THE MODEL THINKER: WHAT YOU NEED TO KNOW TO MAKE DATA WORK FOR YOU
By Scott. E. Page
Basic Books, 2018, pp. 398, $32.00
The Model Thinker is a book about models. Models are not words, but formal mathematical representations that are put together to help us understand the world. This book looks at how people can apply a many-model thinking approach to understand these complex systems to find solutions. We live in an era of big data; from our phones, to online shopping, to our social media pages, data is everywhere. It is collected, with or without our consent. Our social data, as Scott Page elaborates in his book, is about our economic, social and political phenomena, which documents only moments or intervals in time. It rarely tells the universal truth. Our economic, social and political worlds are rarely stationary. As impressive as the data may be, it is no panacea; hence, we need models to make sense.
Do models make us smarter? Models vary in their assumptions and their structures. What they do is create multiple artificial worlds for our minds to explore. Models however, share three common characteristics: they simplify and strip away unnecessary details; abstracting from reality; or creating anew from whole cloth. They formalize making precise definitions. By doing the former two, what models help in achieving is creating tractable spaces within which we can work through logic, generate hypothesis, design solutions and fit data. The logic behind the many-model approach is built on the idea that we achieve wisdom through a multiplicity of lenses, and how we can also build these lattices of models to be able to confront the complexity of challenges.
Page feels that to rely on a single model is hubris; it invites disaster. He argues: we need many models to make sense of complex systems like politics, economy, international relations; or the brain exhibits ever-changing emergent structures and patterns that lie between the ordered and the random. By definition, complex phenomena are difficult to explain, evolve, or predict.
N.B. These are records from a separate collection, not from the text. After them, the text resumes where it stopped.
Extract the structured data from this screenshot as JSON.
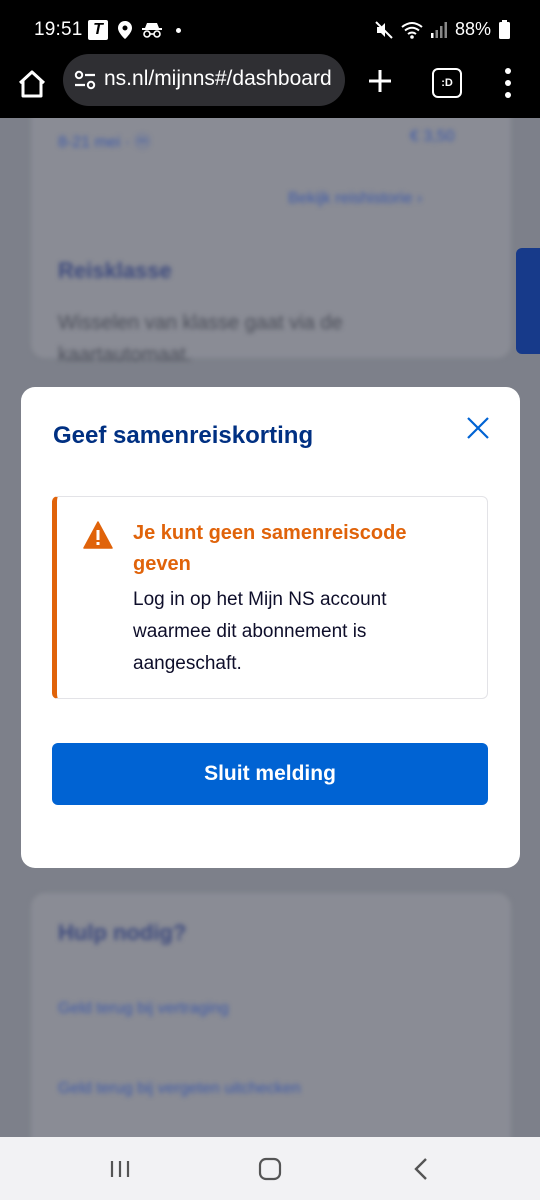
{
  "status_bar": {
    "time": "19:51",
    "battery": "88%",
    "icons": [
      "t-app-icon",
      "location-icon",
      "incognito-icon",
      "mute-icon",
      "wifi-icon",
      "signal-icon",
      "battery-icon"
    ]
  },
  "browser": {
    "url": "ns.nl/mijnns#/dashboard",
    "tabs_label": ":D"
  },
  "background": {
    "row_text": "8-21 mei · ⓜ",
    "row_price": "€ 3,50",
    "link_more": "Bekijk reishistorie  ›",
    "section_title": "Reisklasse",
    "section_text_1": "Wisselen van klasse gaat via de",
    "section_text_2": "kaartautomaat.",
    "help_title": "Hulp nodig?",
    "help_link_1": "Geld terug bij vertraging",
    "help_link_2": "Geld terug bij vergeten uitchecken"
  },
  "modal": {
    "title": "Geef samenreiskorting",
    "alert_title": "Je kunt geen samenreiscode geven",
    "alert_body": "Log in op het Mijn NS account waarmee dit abonnement is aangeschaft.",
    "button_label": "Sluit melding"
  },
  "colors": {
    "ns_blue": "#003082",
    "button_blue": "#0063d3",
    "warning_orange": "#e0630a"
  }
}
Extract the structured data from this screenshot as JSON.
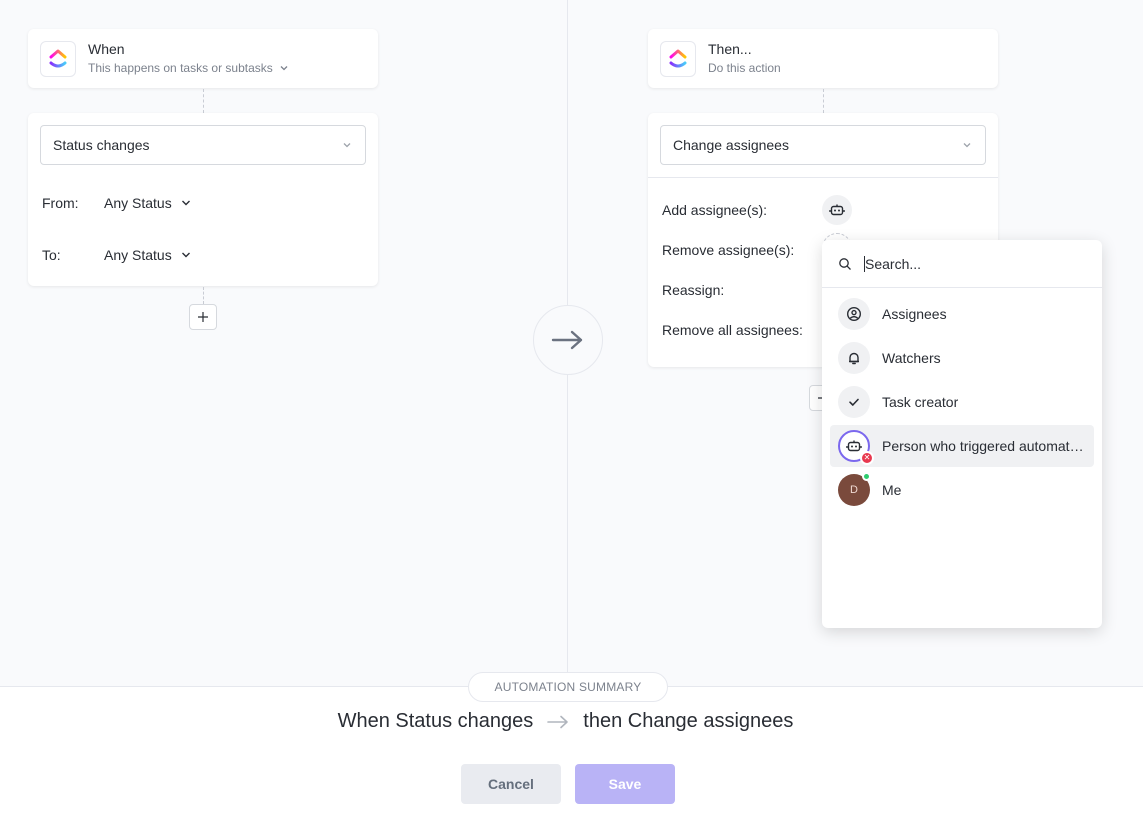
{
  "trigger": {
    "title": "When",
    "subtitle": "This happens on tasks or subtasks",
    "select_value": "Status changes",
    "from_label": "From:",
    "from_value": "Any Status",
    "to_label": "To:",
    "to_value": "Any Status"
  },
  "action": {
    "title": "Then...",
    "subtitle": "Do this action",
    "select_value": "Change assignees",
    "rows": {
      "add": "Add assignee(s):",
      "remove": "Remove assignee(s):",
      "reassign": "Reassign:",
      "remove_all": "Remove all assignees:"
    }
  },
  "dropdown": {
    "search_placeholder": "Search...",
    "items": [
      {
        "label": "Assignees",
        "icon": "user-circle-icon"
      },
      {
        "label": "Watchers",
        "icon": "bell-icon"
      },
      {
        "label": "Task creator",
        "icon": "check-icon"
      },
      {
        "label": "Person who triggered automation",
        "icon": "robot-icon"
      },
      {
        "label": "Me",
        "icon": "avatar",
        "initial": "D"
      }
    ],
    "active_index": 3
  },
  "summary": {
    "pill": "AUTOMATION SUMMARY",
    "when_text": "When Status changes",
    "then_text": "then Change assignees"
  },
  "buttons": {
    "cancel": "Cancel",
    "save": "Save"
  },
  "colors": {
    "accent": "#7b68ee",
    "save_disabled": "#b9b3f6",
    "error_badge": "#e8384f",
    "online": "#2ecd6f"
  }
}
This is where we are confronted with the disconnect, as a single model is highly unlikely to be able to predict patterns in international trade policy, trends in consumer products industry or adaptive responses within the brain.